How it works: The GFCI device continually matches the amount of current going to an electrical device against the amount of current returning from the device along the electrical circuit path. Whenever the amount "going" differs from the amount "returning" by approximately 5 milliamps, the GFCI interrupts the electric power by closing the circuit within as little as 1/40 of a second.

What a GFCI Can and Can Not do: It does provide protection against the grounding fault--which is the most common form of electrical shock hazard. A grounding fault occurs when a "hot" wire comes into contact with a grounded enclosure. If you happen to be in contact with the grounded enclosure of an electrical tool when a ground fault occurs, you will be subject to a shock unless a GFCI device is in use, and functioning as intended. The GFCI will not protect you from line-to-line contact hazards (i.e., holding two "hot" wires or a hot and a neutral wire in each hand).

Where GFCIs are needed in construction work: Your employer is required to provide approved ground-fault circuit interrupters for all 120-volt, single phase, 15-and 20-ampere receptacle outlets being used on construction sites that are not a part of the permanent wiring of the building or structure. Since extension cords are not part of the permanent wiring, any electrical tools or equipment plugged into extension cords must be protected by a GFCI device. Insulation around flexible extension cord conductors can be damaged through hard usage or excessive wear. If the "hot" wire conductor of the extension cord were to come into contact with the grounding wire conductor, a ground fault would occur. GFCIs should certainly be used in wet environments.

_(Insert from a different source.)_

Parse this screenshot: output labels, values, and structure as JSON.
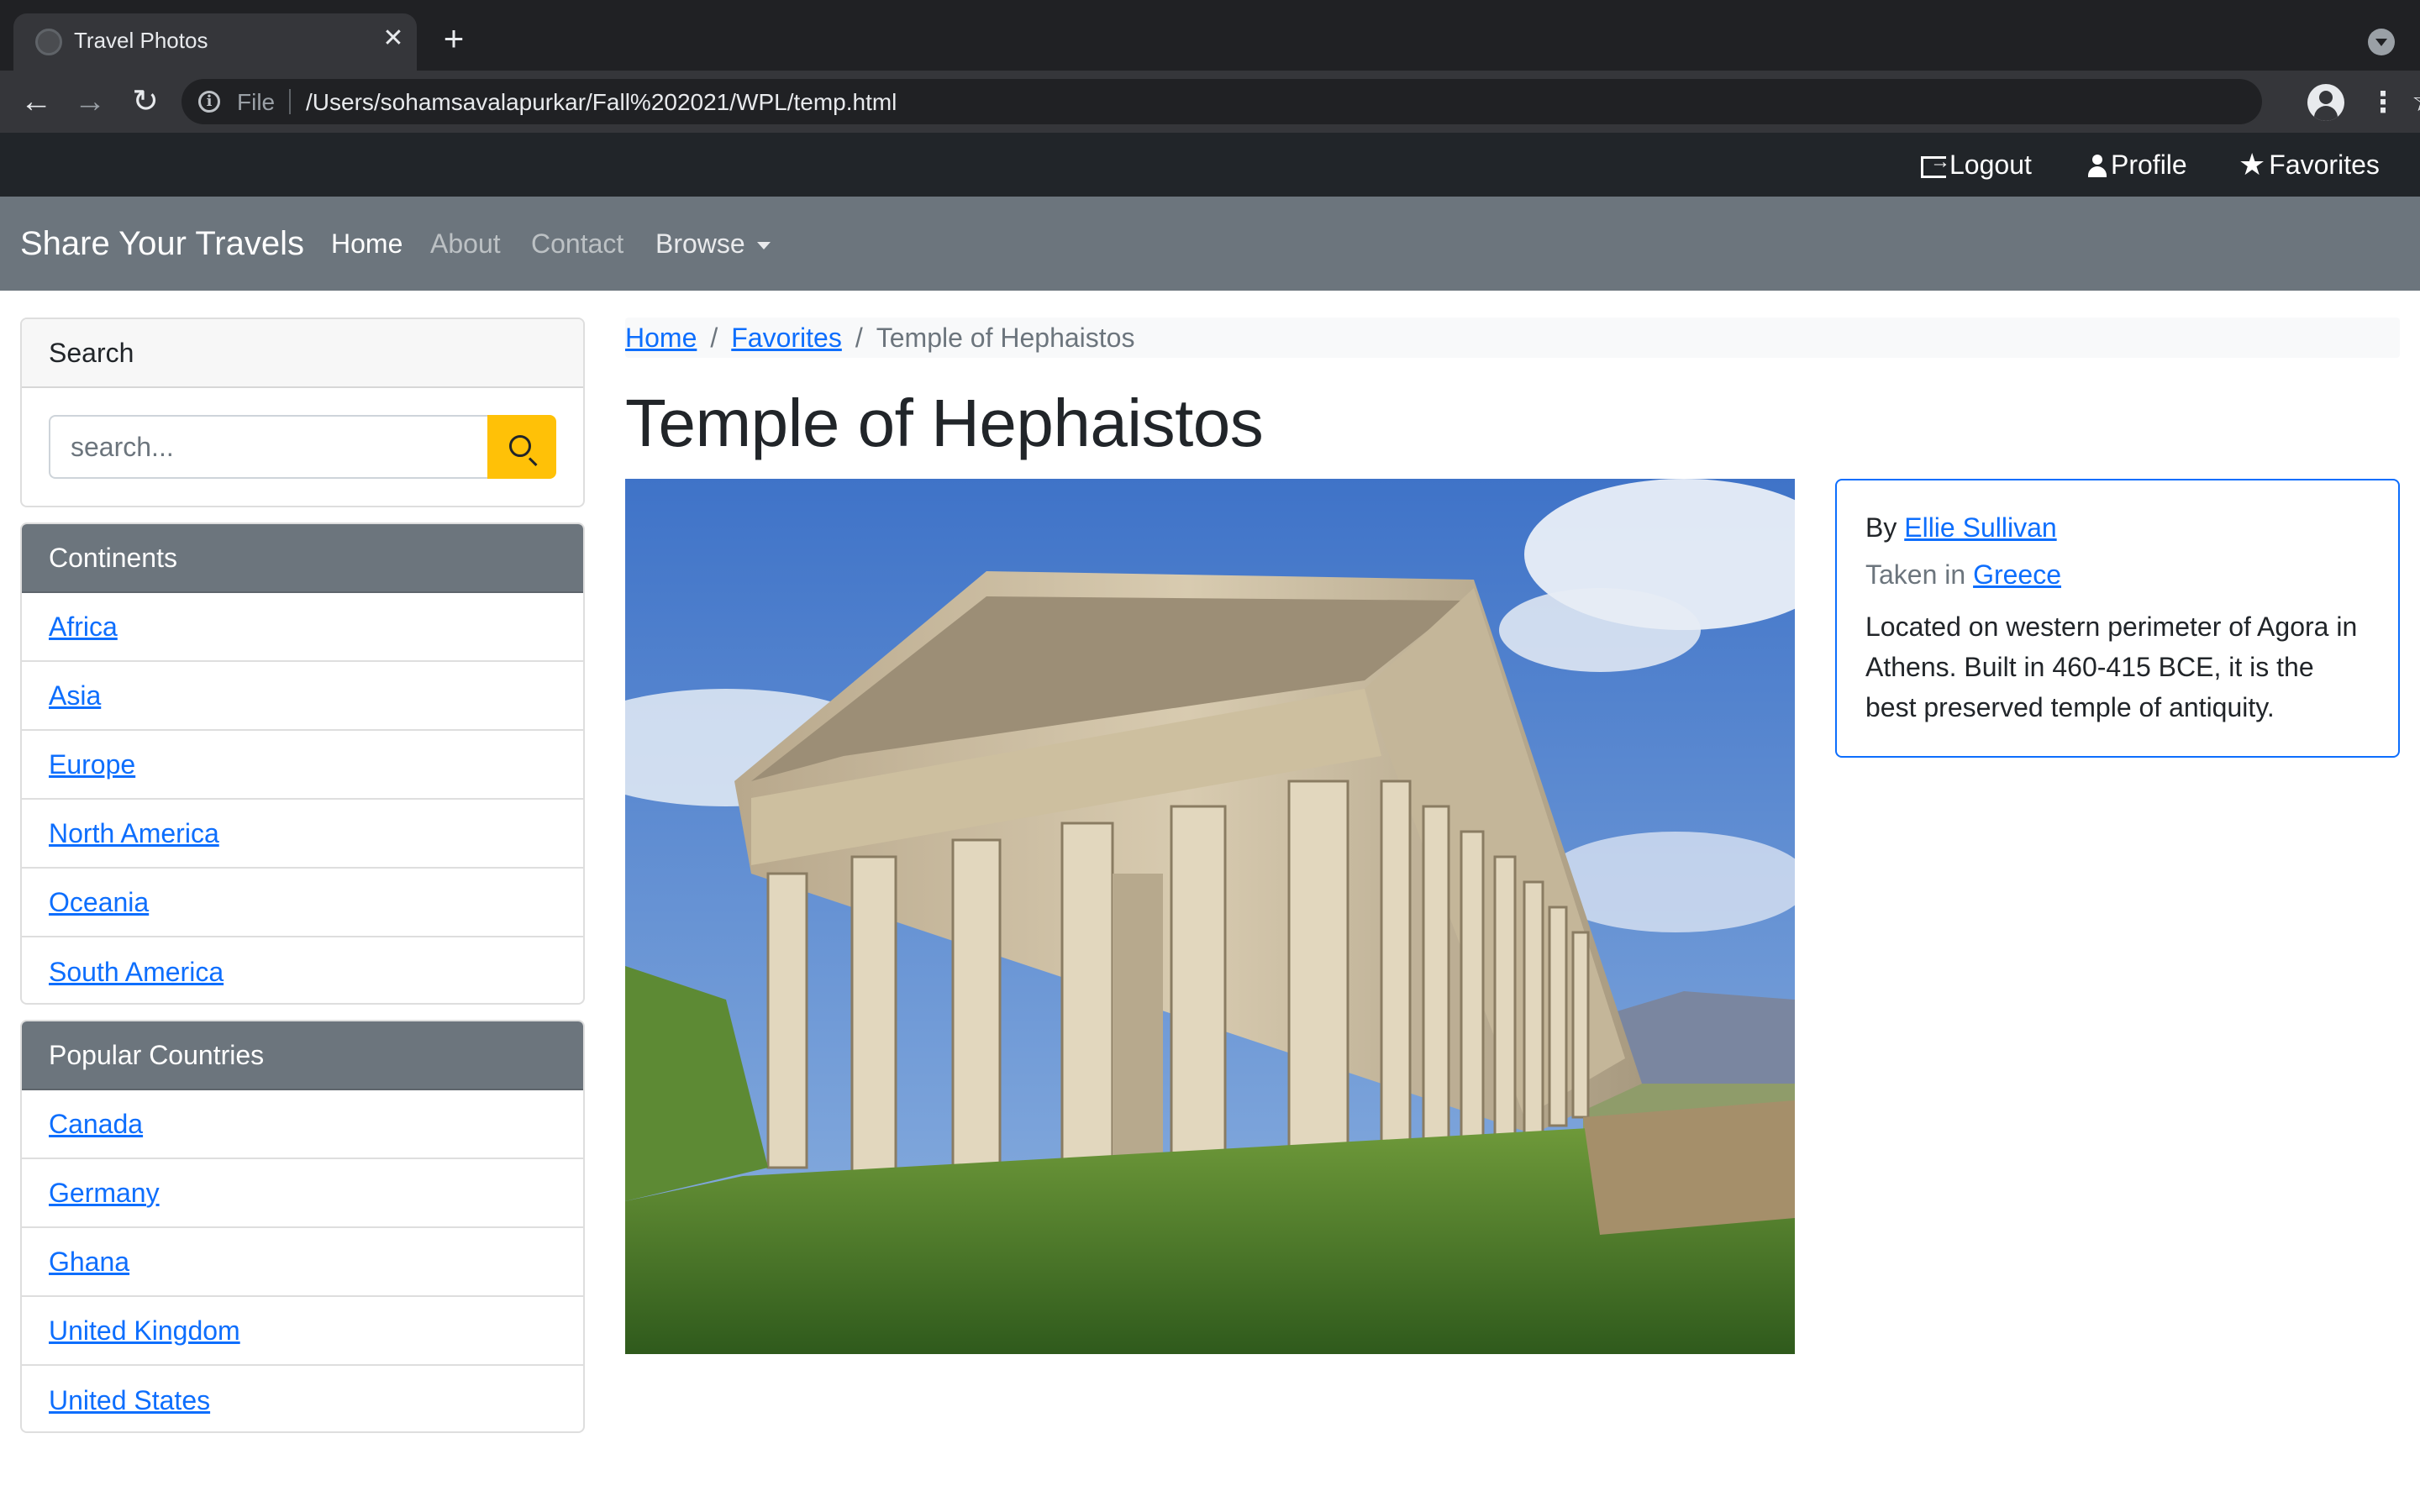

When a cord connector is wet, hazardous current leakage can occur to the grounding conductor and to anyone who picks up that connector if they also provide a path to ground. An alternative method of protection is the Assured Equipment Grounding Program. This method is achieved by establishing a direct ground for the equipment and doing a continuity check of the equipment and cords being used.

Where GFCIs are needed at home: The shock hazards of a grounding fault are not isolated to just your work place. A grounding fault may occur at home in areas such as bathrooms, kitchens, garages, and basements. You need to be vigilant and make sure that the circuits you are "plugged" into are protected by GFCIs whenever using electrical tools or equipment in potentially wet environments. Most local building codes require receptacles in potentially wet locations, such as near sinks in bathrooms and kitchens, to be equipped with a GFCI device. It is also recommended that you use a GFCI device whenever you have any concerns about the integrity of the tool, equipment, or cord system.

Actions you should take for electrical safety: Always make sure the tools and cords you use are in good working condition and inspect them regularly for any visible damage. Failure in the insulation or grounding protection of your tools or cords could result in ground faults. Use GFCI devices. Take a little extra care so that you will not have a SHOCKING experience.